Based on ZKP technology, Scalable Transparent Argument of Knowledge, or STARKs, is a sort of cryptographic proof technique created by Starkware that enables data communication with a third party, such as the ability to sign transactions without disclosing the data. Additionally, it enables off-chain computations and storing of certified data, improving scalability.
STARKs is a quantum-resistant system built on Ethereum’s hash functions rather than Bitcoin’s elliptic curves. Importantly, STARKs systems can withstand assaults from quantum computers and are thought to be more advanced than their forerunners, zk-SNARKs.
EC-STARKs: The next step in Bitcoin’s scalability?
In order to further decentralize the network and keep STARK technology as a public benefit, Starkware previously announced the release of governance tokens for its StarkNet, a decentralized permissionless STARK-based validity rollup that functions as an Ethereum layer-2 chain. The fundamental storage costs of Ethereum, however, limit the technology’s scaling benefits. But in the near future, its use with the Bitcoin blockchain might offer a better foundation for decentralized applications.

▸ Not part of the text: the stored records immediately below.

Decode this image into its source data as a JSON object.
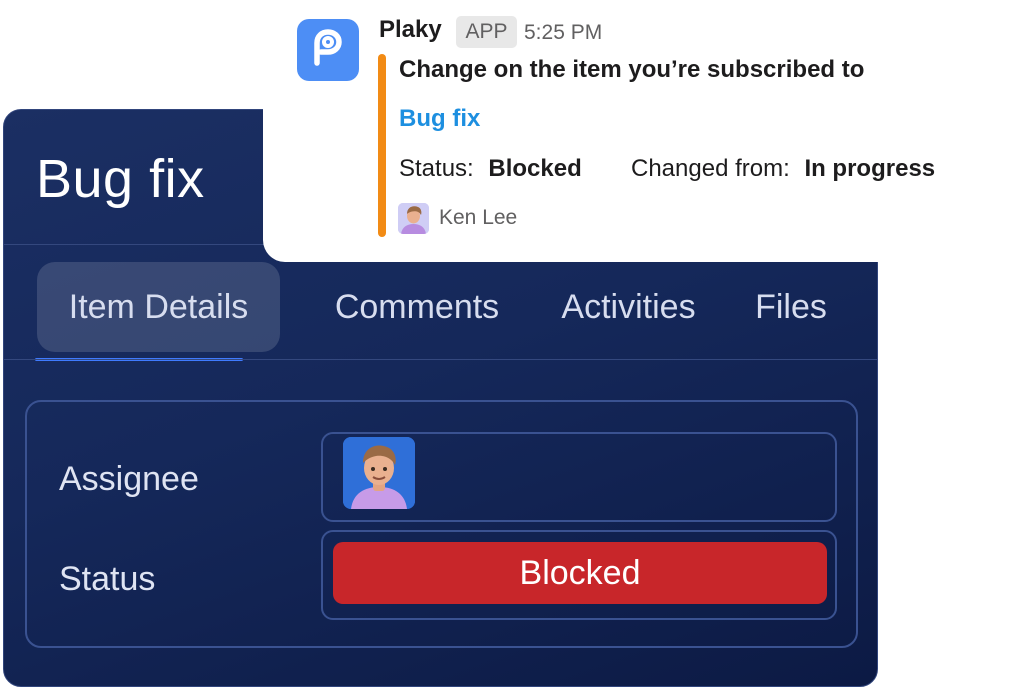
{
  "item": {
    "title": "Bug fix",
    "tabs": [
      {
        "label": "Item Details",
        "active": true
      },
      {
        "label": "Comments",
        "active": false
      },
      {
        "label": "Activities",
        "active": false
      },
      {
        "label": "Files",
        "active": false
      }
    ],
    "fields": {
      "assignee_label": "Assignee",
      "status_label": "Status",
      "status_value": "Blocked"
    }
  },
  "notification": {
    "sender": "Plaky",
    "badge": "APP",
    "time": "5:25 PM",
    "heading": "Change on the item you’re subscribed to",
    "item_link": "Bug fix",
    "status_label": "Status:",
    "status_value": "Blocked",
    "changed_from_label": "Changed from:",
    "changed_from_value": "In progress",
    "author": "Ken Lee"
  },
  "colors": {
    "status_blocked": "#c8262a",
    "accent": "#f28b15",
    "link": "#1d8fe0",
    "app_icon": "#4d8ef5",
    "active_tab_underline": "#3f7bff"
  },
  "icons": {
    "app": "plaky-logo-icon",
    "assignee_avatar": "avatar-3d-man",
    "author_avatar": "avatar-3d-man-small"
  }
}
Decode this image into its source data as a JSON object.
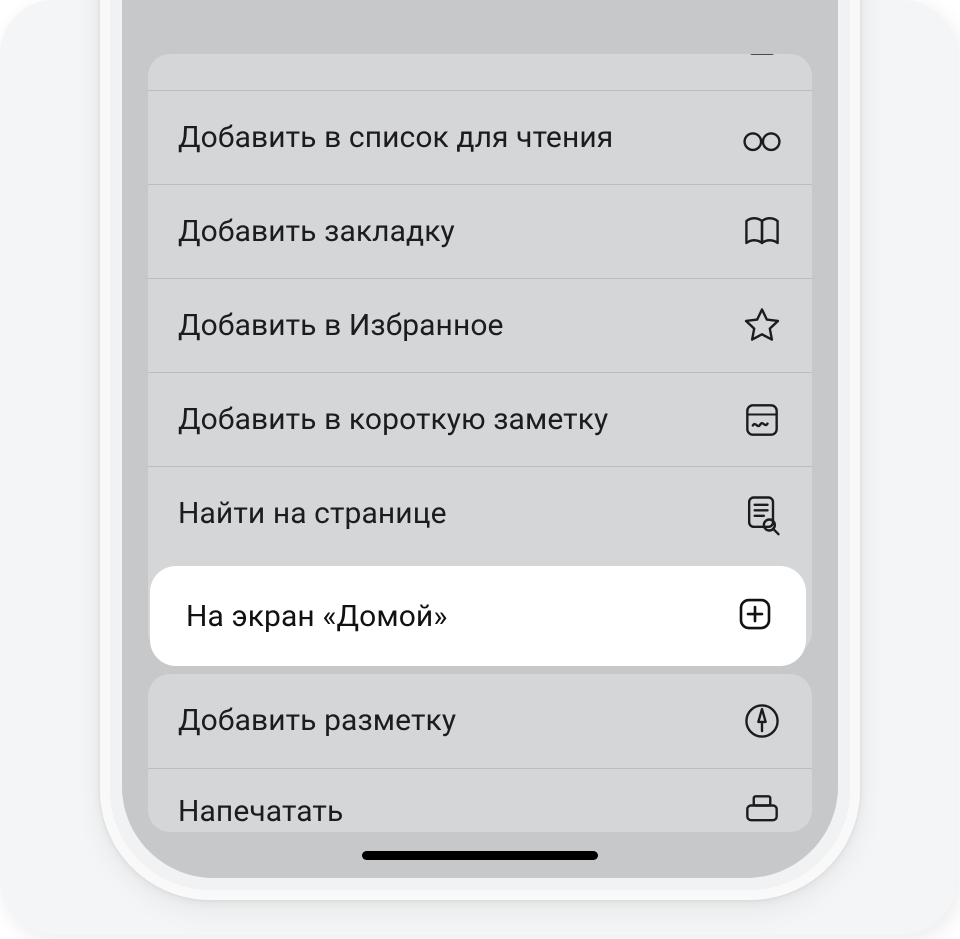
{
  "actions": {
    "partial_top_icon": "text-bookmark-icon",
    "reading_list": "Добавить в список для чтения",
    "bookmark": "Добавить закладку",
    "favorites": "Добавить в Избранное",
    "quick_note": "Добавить в короткую заметку",
    "find_on_page": "Найти на странице",
    "add_to_home": "На экран «Домой»",
    "markup": "Добавить разметку",
    "print": "Напечатать"
  }
}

The next iteration of this technology, known as EC-STARKs, aims to increase the security and scalability of Bitcoin by substituting elliptic curves for hash functions, thus making scaling solutions for Ethereum that already exist compatible with Bitcoin. One can run an off-chain protocol for Bitcoin using EC-STARKs and store proofs in STARK. Simply explained, Bitcoin can be reproduced inside STARK, enabling the creation of extremely complex protocols using tokens backed by Bitcoin and the same elliptic curve keys.
Therefore, using this technology would not only make Bitcoin more scalable but also open the door for developers to build DApps on top of Bitcoin, possibly posing a threat to Ethereum.